Losing a loved one can be a painful, stressful event in a person's life. Many people feel uncomfortable around those in mourning because they do not know what to say or do. You can help a friend who has lost a grandmother by providing support, both emotional and practical, and relieving stress.

Acknowledge Hurt

When your friend is struggling with the void left by a deceased loved one, such as a grandmother, you have an opportunity to offer comfort. It is important to openly show your compassion and sympathy. Do not be afraid to use the word "died" or to talk about the person who is gone, suggests the Helpguide.org article "Supporting a Grieving Person." Offer companionship, lend an ear and create a peaceful atmosphere in which your friend can express feelings, advises "A LifeCare Guide to Helping Others Cope with Grief."

Identify Areas of Need

Providing practical assistance for a friend whose grandmother has passed away prevents your comrade from having to deal with day-to-day decisions and activities, such as preparing food, mowing the yard, driving to appointments and doing housework. Avoid making open-ended statements such as "Let me know if I can help," says the LifeCare guide. Your friend may be too emotional to express needs and wants, so be direct when asking if you can take of something.

Comments to Avoid

Knowing what not to say to a grieving person is just as important as knowing how to offer compassion. Refrain from saying "I know how you feel," "he's in a better place now" or "it is time to put this behind you," suggests Helpguide.org. Such statements may be interpreted as signs that you are minimizing your friend's feelings.

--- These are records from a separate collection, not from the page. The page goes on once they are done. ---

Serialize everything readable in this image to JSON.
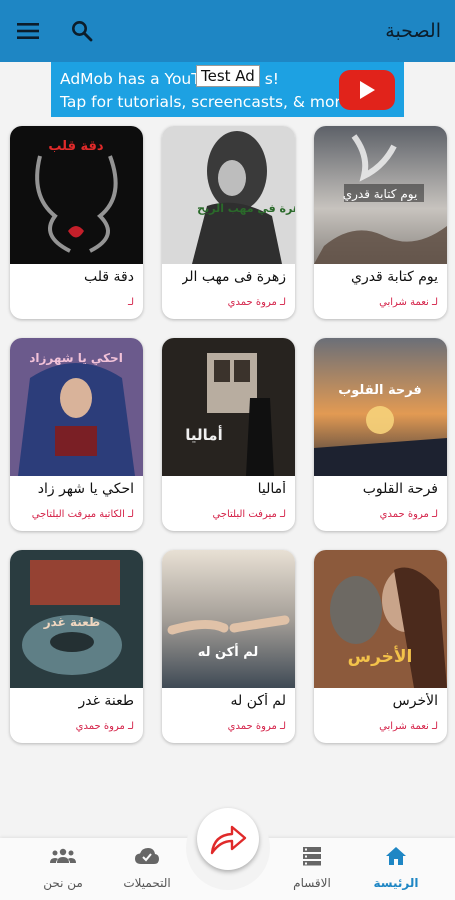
{
  "appbar": {
    "title": "الصحبة"
  },
  "ad": {
    "line1": "AdMob has a YouT",
    "line1_tail": "s!",
    "badge": "Test Ad",
    "line2": "Tap for tutorials, screencasts, & more."
  },
  "books": [
    {
      "title": "يوم كتابة قدري",
      "author": "لـ نعمة شرابي",
      "cover_text": "يوم كتابة قدري"
    },
    {
      "title": "زهرة فى مهب الر",
      "author": "لـ مروة حمدي",
      "cover_text": "زهرة في مهب الريح"
    },
    {
      "title": "دقة قلب",
      "author": "لـ",
      "cover_text": "دقة قلب"
    },
    {
      "title": "فرحة القلوب",
      "author": "لـ مروة حمدي",
      "cover_text": "فرحة القلوب"
    },
    {
      "title": "أماليا",
      "author": "لـ ميرفت البلتاجي",
      "cover_text": "أماليا"
    },
    {
      "title": "احكي يا شهر زاد",
      "author": "لـ الكاتبة ميرفت البلتاجي",
      "cover_text": "احكي يا شهرزاد"
    },
    {
      "title": "الأخرس",
      "author": "لـ نعمة شرابي",
      "cover_text": "الأخرس"
    },
    {
      "title": "لم أكن له",
      "author": "لـ مروة حمدي",
      "cover_text": "لم أكن له"
    },
    {
      "title": "طعنة غدر",
      "author": "لـ مروة حمدي",
      "cover_text": "طعنة غدر"
    }
  ],
  "nav": {
    "home": "الرئيسة",
    "sections": "الاقسام",
    "downloads": "التحميلات",
    "about": "من نحن"
  },
  "colors": {
    "primary": "#1e86c4",
    "author": "#d42047",
    "ad": "#1da1e2"
  }
}
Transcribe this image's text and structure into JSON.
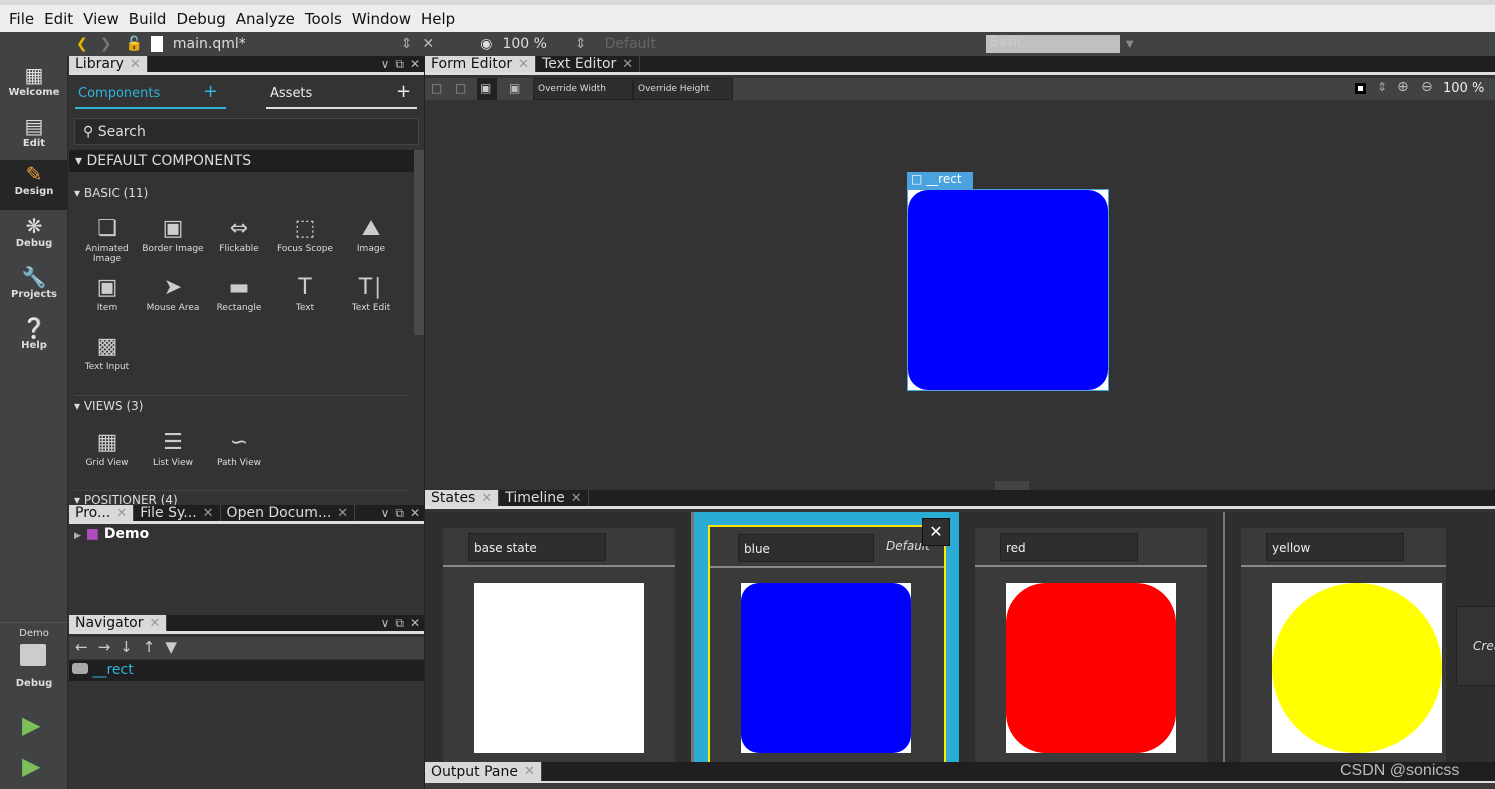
{
  "menu": [
    "File",
    "Edit",
    "View",
    "Build",
    "Debug",
    "Analyze",
    "Tools",
    "Window",
    "Help"
  ],
  "toolbar": {
    "file": "main.qml*",
    "zoom": "100 %",
    "state": "Default",
    "style": "Basic"
  },
  "modes": [
    {
      "label": "Welcome",
      "icon": "grid-icon"
    },
    {
      "label": "Edit",
      "icon": "document-icon"
    },
    {
      "label": "Design",
      "icon": "pencil-icon"
    },
    {
      "label": "Debug",
      "icon": "bug-icon"
    },
    {
      "label": "Projects",
      "icon": "wrench-icon"
    },
    {
      "label": "Help",
      "icon": "help-icon"
    }
  ],
  "kit": {
    "project": "Demo",
    "build": "Debug"
  },
  "library": {
    "tab": "Library",
    "components_tab": "Components",
    "assets_tab": "Assets",
    "search_placeholder": "Search",
    "section": "DEFAULT COMPONENTS",
    "basic_title": "BASIC (11)",
    "basic": [
      "Animated Image",
      "Border Image",
      "Flickable",
      "Focus Scope",
      "Image",
      "Item",
      "Mouse Area",
      "Rectangle",
      "Text",
      "Text Edit",
      "Text Input"
    ],
    "views_title": "VIEWS (3)",
    "views": [
      "Grid View",
      "List View",
      "Path View"
    ],
    "positioner_title": "POSITIONER (4)"
  },
  "projects": {
    "tabs": [
      "Pro...",
      "File Sy...",
      "Open Docum..."
    ],
    "root": "Demo"
  },
  "navigator": {
    "tab": "Navigator",
    "item": "__rect"
  },
  "editor": {
    "tabs": [
      "Form Editor",
      "Text Editor"
    ],
    "override_width": "Override Width",
    "override_height": "Override Height",
    "zoom": "100 %",
    "selected": "__rect",
    "rect_color": "#0000ff"
  },
  "states": {
    "tabs": [
      "States",
      "Timeline"
    ],
    "items": [
      {
        "name": "base state"
      },
      {
        "name": "blue",
        "default": "Default",
        "color": "#0000ff"
      },
      {
        "name": "red",
        "color": "#ff0000"
      },
      {
        "name": "yellow",
        "color": "#ffff00"
      }
    ],
    "create": "Create"
  },
  "output": {
    "tab": "Output Pane"
  },
  "watermark": "CSDN @sonicss"
}
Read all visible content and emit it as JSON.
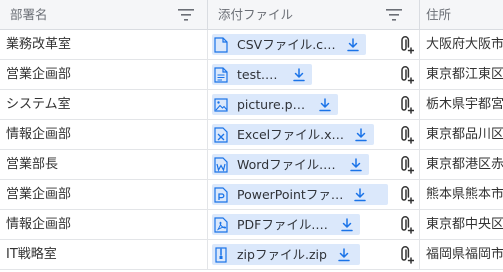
{
  "header": {
    "col_department": "部署名",
    "col_attachment": "添付ファイル",
    "col_address": "住所"
  },
  "rows": [
    {
      "department": "業務改革室",
      "file": "CSVファイル.csv",
      "file_icon": "csv-file-icon",
      "address": "大阪府大阪市"
    },
    {
      "department": "営業企画部",
      "file": "test.txt",
      "file_icon": "text-file-icon",
      "address": "東京都江東区"
    },
    {
      "department": "システム室",
      "file": "picture.png",
      "file_icon": "image-file-icon",
      "address": "栃木県宇都宮"
    },
    {
      "department": "情報企画部",
      "file": "Excelファイル.xlsx",
      "file_icon": "excel-file-icon",
      "address": "東京都品川区"
    },
    {
      "department": "営業部長",
      "file": "Wordファイル.docx",
      "file_icon": "word-file-icon",
      "address": "東京都港区赤"
    },
    {
      "department": "営業企画部",
      "file": "PowerPointファ…",
      "file_icon": "powerpoint-file-icon",
      "address": "熊本県熊本市"
    },
    {
      "department": "情報企画部",
      "file": "PDFファイル.pdf",
      "file_icon": "pdf-file-icon",
      "address": "東京都中央区"
    },
    {
      "department": "IT戦略室",
      "file": "zipファイル.zip",
      "file_icon": "zip-file-icon",
      "address": "福岡県福岡市"
    }
  ],
  "colors": {
    "chip_bg": "#dbe8fb",
    "accent": "#1a73e8",
    "header_bg": "#f5f6f8"
  }
}
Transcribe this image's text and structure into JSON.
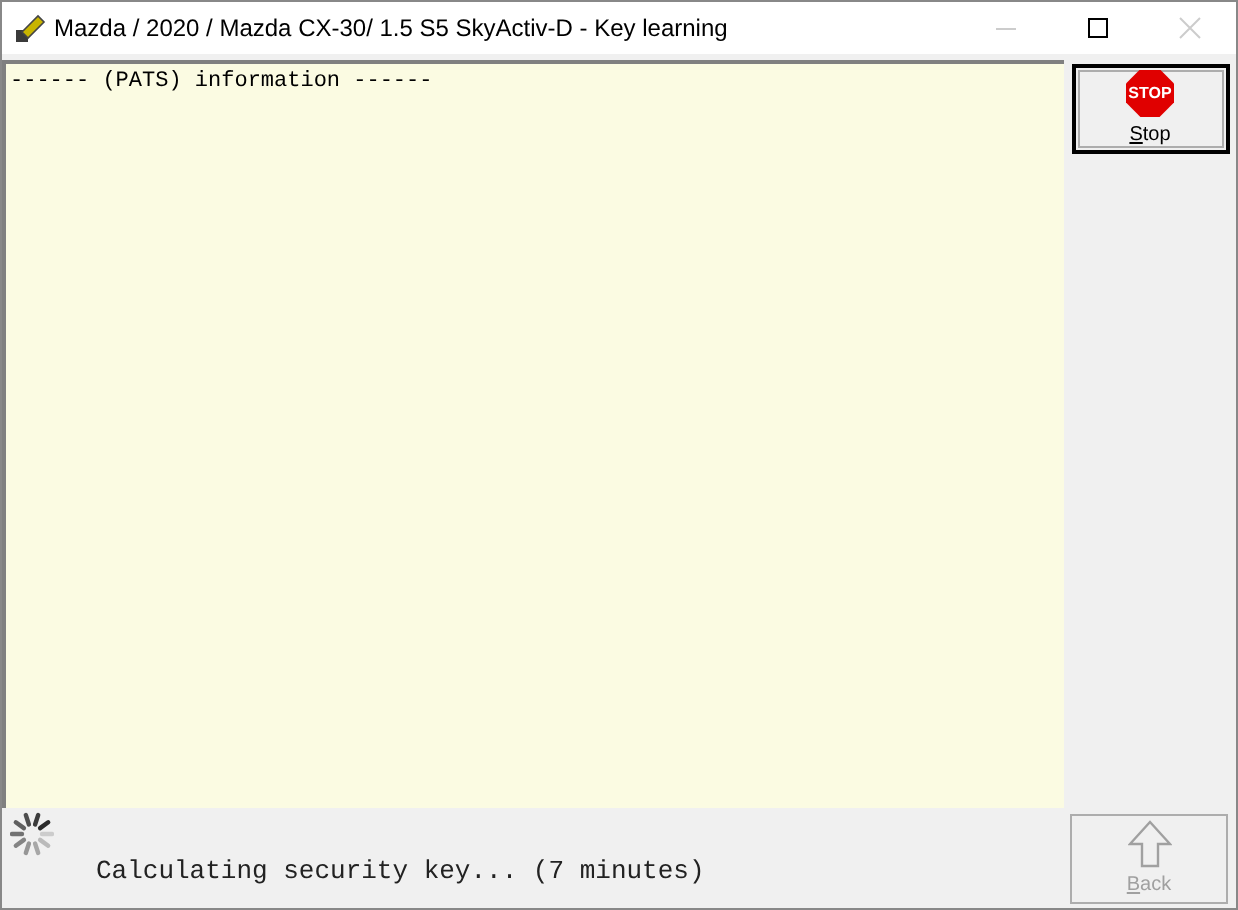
{
  "window": {
    "title": "Mazda / 2020 / Mazda CX-30/ 1.5 S5 SkyActiv-D - Key learning"
  },
  "log": {
    "lines": [
      "------ (PATS) information ------"
    ]
  },
  "buttons": [
    {
      "kind": "stop",
      "sign": "STOP",
      "access_key": "S",
      "label_rest": "top",
      "disabled": false
    },
    {
      "kind": "back",
      "access_key": "B",
      "label_rest": "ack",
      "disabled": true
    }
  ],
  "status": {
    "text": "Calculating security key... (7 minutes)",
    "busy": true
  }
}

Instead of offering advice or using terms like "you should," try making helpful suggestions or asking questions that begin "do you think it would be a good idea..."

Understand the Grief Process

Equipping yourself with knowledge of the grieving process and its associated behaviors and symptoms is one way to help a friend cope with the loss of a beloved grandmother. For example, if you know that anger is common in a person mourning such a personal loss, you can better understand your friend's feelings and handle anger gently, says the article "11 Ways to Comfort Someone Who's Grieving" in "HEALTHbeat," a Harvard Medical School newsletter. Recognizing that the grief process has no timetable and is unique for each person can help you remember to offer comfort for an extended period following the loss, especially during times such as holidays and birthdays, when the now-deceased grandmother probably spent cherished time with your friend.